WHAT YOU NEED TO DO - Would you reproduce the listing exactly, leaving nothing out?

-.-.-

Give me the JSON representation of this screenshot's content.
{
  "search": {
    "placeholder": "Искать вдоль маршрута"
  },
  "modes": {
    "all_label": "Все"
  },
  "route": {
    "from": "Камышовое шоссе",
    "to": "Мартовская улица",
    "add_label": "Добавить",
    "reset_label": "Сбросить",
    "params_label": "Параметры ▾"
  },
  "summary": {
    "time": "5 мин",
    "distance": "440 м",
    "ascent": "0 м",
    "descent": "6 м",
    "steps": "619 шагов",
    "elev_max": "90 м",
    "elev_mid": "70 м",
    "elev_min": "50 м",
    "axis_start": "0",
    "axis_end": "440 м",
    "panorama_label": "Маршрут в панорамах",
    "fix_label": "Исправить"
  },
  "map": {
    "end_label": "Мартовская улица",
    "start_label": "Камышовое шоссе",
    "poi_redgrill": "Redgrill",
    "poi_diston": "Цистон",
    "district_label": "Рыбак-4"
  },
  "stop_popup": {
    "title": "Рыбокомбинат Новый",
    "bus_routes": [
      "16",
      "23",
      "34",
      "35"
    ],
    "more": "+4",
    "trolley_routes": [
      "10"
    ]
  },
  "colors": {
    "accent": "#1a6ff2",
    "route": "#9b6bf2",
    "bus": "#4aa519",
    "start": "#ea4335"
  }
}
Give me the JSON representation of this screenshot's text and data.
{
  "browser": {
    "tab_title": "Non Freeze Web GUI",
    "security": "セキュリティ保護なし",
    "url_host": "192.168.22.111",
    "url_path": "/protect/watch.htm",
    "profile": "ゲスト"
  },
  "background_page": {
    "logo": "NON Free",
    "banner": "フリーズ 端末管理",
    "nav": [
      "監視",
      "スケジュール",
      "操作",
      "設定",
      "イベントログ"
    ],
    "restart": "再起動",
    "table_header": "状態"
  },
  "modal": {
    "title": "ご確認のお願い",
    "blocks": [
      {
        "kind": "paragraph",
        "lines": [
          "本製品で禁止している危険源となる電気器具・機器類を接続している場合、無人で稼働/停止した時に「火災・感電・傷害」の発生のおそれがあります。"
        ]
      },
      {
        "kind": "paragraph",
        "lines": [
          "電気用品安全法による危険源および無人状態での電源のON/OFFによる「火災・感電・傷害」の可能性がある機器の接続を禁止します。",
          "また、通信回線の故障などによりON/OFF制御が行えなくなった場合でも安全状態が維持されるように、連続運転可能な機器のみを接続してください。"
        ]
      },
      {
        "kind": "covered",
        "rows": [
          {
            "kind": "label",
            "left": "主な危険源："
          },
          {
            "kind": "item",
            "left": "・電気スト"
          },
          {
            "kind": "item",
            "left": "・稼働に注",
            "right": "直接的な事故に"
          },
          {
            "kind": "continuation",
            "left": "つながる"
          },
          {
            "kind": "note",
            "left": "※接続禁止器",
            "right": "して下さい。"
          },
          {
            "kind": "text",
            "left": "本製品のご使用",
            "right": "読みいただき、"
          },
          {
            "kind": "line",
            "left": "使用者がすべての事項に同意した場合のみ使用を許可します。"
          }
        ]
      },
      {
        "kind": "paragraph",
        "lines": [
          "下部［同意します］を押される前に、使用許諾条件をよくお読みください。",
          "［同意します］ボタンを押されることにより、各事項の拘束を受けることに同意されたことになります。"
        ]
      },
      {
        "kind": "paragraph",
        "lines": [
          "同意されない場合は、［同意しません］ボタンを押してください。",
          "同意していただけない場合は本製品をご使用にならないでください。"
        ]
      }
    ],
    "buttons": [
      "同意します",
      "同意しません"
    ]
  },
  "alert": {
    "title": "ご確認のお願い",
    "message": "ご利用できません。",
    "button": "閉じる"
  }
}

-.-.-

TASK RESPONSE -
Give me the JSON representation of this screenshot's content.
{
  "search": {
    "placeholder": "Искать вдоль маршрута"
  },
  "modes": {
    "all_label": "Все"
  },
  "route": {
    "from": "Камышовое шоссе",
    "to": "Мартовская улица",
    "add_label": "Добавить",
    "reset_label": "Сбросить",
    "params_label": "Параметры ▾"
  },
  "summary": {
    "time": "5 мин",
    "distance": "440 м",
    "ascent": "0 м",
    "descent": "6 м",
    "steps": "619 шагов",
    "elev_max": "90 м",
    "elev_mid": "70 м",
    "elev_min": "50 м",
    "axis_start": "0",
    "axis_end": "440 м",
    "panorama_label": "Маршрут в панорамах",
    "fix_label": "Исправить"
  },
  "map": {
    "end_label": "Мартовская улица",
    "start_label": "Камышовое шоссе",
    "poi_redgrill": "Redgrill",
    "poi_diston": "Цистон",
    "district_label": "Рыбак-4"
  },
  "stop_popup": {
    "title": "Рыбокомбинат Новый",
    "bus_routes": [
      "16",
      "23",
      "34",
      "35"
    ],
    "more": "+4",
    "trolley_routes": [
      "10"
    ]
  },
  "colors": {
    "accent": "#1a6ff2",
    "route": "#9b6bf2",
    "bus": "#4aa519",
    "start": "#ea4335"
  }
}
Give me the JSON representation of this screenshot's text and data.
{
  "browser": {
    "tab_title": "Non Freeze Web GUI",
    "security": "セキュリティ保護なし",
    "url_host": "192.168.22.111",
    "url_path": "/protect/watch.htm",
    "profile": "ゲスト"
  },
  "background_page": {
    "logo": "NON Free",
    "banner": "フリーズ 端末管理",
    "nav": [
      "監視",
      "スケジュール",
      "操作",
      "設定",
      "イベントログ"
    ],
    "restart": "再起動",
    "table_header": "状態"
  },
  "modal": {
    "title": "ご確認のお願い",
    "blocks": [
      {
        "kind": "paragraph",
        "lines": [
          "本製品で禁止している危険源となる電気器具・機器類を接続している場合、無人で稼働/停止した時に「火災・感電・傷害」の発生のおそれがあります。"
        ]
      },
      {
        "kind": "paragraph",
        "lines": [
          "電気用品安全法による危険源および無人状態での電源のON/OFFによる「火災・感電・傷害」の可能性がある機器の接続を禁止します。",
          "また、通信回線の故障などによりON/OFF制御が行えなくなった場合でも安全状態が維持されるように、連続運転可能な機器のみを接続してください。"
        ]
      },
      {
        "kind": "covered",
        "rows": [
          {
            "kind": "label",
            "left": "主な危険源："
          },
          {
            "kind": "item",
            "left": "・電気スト"
          },
          {
            "kind": "item",
            "left": "・稼働に注",
            "right": "直接的な事故に"
          },
          {
            "kind": "continuation",
            "left": "つながる"
          },
          {
            "kind": "note",
            "left": "※接続禁止器",
            "right": "して下さい。"
          },
          {
            "kind": "text",
            "left": "本製品のご使用",
            "right": "読みいただき、"
          },
          {
            "kind": "line",
            "left": "使用者がすべての事項に同意した場合のみ使用を許可します。"
          }
        ]
      },
      {
        "kind": "paragraph",
        "lines": [
          "下部［同意します］を押される前に、使用許諾条件をよくお読みください。",
          "［同意します］ボタンを押されることにより、各事項の拘束を受けることに同意されたことになります。"
        ]
      },
      {
        "kind": "paragraph",
        "lines": [
          "同意されない場合は、［同意しません］ボタンを押してください。",
          "同意していただけない場合は本製品をご使用にならないでください。"
        ]
      }
    ],
    "buttons": [
      "同意します",
      "同意しません"
    ]
  },
  "alert": {
    "title": "ご確認のお願い",
    "message": "ご利用できません。",
    "button": "閉じる"
  }
}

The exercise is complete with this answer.